## Exercise directions
Reproduction without pictures: print every entry precisely as written.

## Excerpted records
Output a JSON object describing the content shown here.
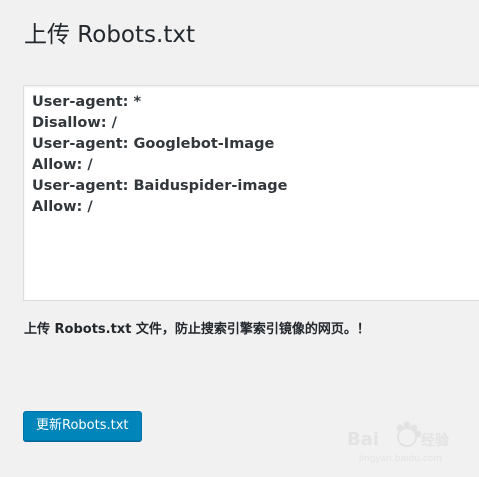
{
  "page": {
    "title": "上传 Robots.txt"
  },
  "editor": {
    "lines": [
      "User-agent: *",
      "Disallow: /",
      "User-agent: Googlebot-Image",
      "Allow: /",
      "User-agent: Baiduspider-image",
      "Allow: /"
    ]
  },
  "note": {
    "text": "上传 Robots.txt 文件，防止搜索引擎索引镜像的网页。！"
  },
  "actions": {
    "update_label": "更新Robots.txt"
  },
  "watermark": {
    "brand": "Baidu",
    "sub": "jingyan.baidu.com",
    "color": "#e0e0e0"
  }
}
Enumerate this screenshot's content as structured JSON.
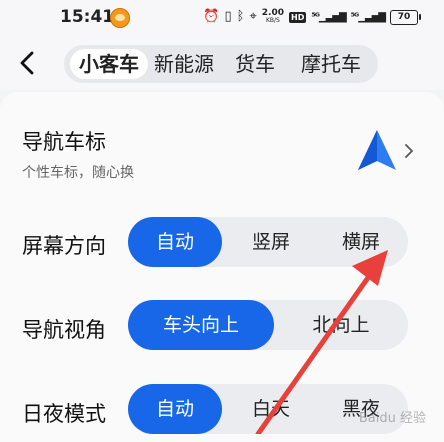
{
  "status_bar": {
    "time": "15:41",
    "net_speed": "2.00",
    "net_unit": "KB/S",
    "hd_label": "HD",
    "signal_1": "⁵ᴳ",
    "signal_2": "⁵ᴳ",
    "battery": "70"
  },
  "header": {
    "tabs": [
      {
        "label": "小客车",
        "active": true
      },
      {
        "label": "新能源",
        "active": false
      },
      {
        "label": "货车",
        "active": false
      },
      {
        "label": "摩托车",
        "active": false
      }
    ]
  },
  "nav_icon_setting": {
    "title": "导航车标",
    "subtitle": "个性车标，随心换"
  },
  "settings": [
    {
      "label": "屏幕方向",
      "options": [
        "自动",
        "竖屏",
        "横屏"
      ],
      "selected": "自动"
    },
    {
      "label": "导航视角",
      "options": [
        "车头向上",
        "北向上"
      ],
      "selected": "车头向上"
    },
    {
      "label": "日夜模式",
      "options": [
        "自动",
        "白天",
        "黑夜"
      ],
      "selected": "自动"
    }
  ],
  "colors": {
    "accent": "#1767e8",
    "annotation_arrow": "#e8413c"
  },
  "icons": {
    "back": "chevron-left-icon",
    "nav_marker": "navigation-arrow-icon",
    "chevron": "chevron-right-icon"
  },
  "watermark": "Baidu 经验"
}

## Written solution
Output a JSON object describing the content shown here.
{
  "page": {
    "title": "上传 Robots.txt"
  },
  "editor": {
    "lines": [
      "User-agent: *",
      "Disallow: /",
      "User-agent: Googlebot-Image",
      "Allow: /",
      "User-agent: Baiduspider-image",
      "Allow: /"
    ]
  },
  "note": {
    "text": "上传 Robots.txt 文件，防止搜索引擎索引镜像的网页。！"
  },
  "actions": {
    "update_label": "更新Robots.txt"
  },
  "watermark": {
    "brand": "Baidu",
    "sub": "jingyan.baidu.com",
    "color": "#e0e0e0"
  }
}
Enumerate this screenshot's content as structured JSON.
{
  "status_bar": {
    "time": "15:41",
    "net_speed": "2.00",
    "net_unit": "KB/S",
    "hd_label": "HD",
    "signal_1": "⁵ᴳ",
    "signal_2": "⁵ᴳ",
    "battery": "70"
  },
  "header": {
    "tabs": [
      {
        "label": "小客车",
        "active": true
      },
      {
        "label": "新能源",
        "active": false
      },
      {
        "label": "货车",
        "active": false
      },
      {
        "label": "摩托车",
        "active": false
      }
    ]
  },
  "nav_icon_setting": {
    "title": "导航车标",
    "subtitle": "个性车标，随心换"
  },
  "settings": [
    {
      "label": "屏幕方向",
      "options": [
        "自动",
        "竖屏",
        "横屏"
      ],
      "selected": "自动"
    },
    {
      "label": "导航视角",
      "options": [
        "车头向上",
        "北向上"
      ],
      "selected": "车头向上"
    },
    {
      "label": "日夜模式",
      "options": [
        "自动",
        "白天",
        "黑夜"
      ],
      "selected": "自动"
    }
  ],
  "colors": {
    "accent": "#1767e8",
    "annotation_arrow": "#e8413c"
  },
  "icons": {
    "back": "chevron-left-icon",
    "nav_marker": "navigation-arrow-icon",
    "chevron": "chevron-right-icon"
  },
  "watermark": "Baidu 经验"
}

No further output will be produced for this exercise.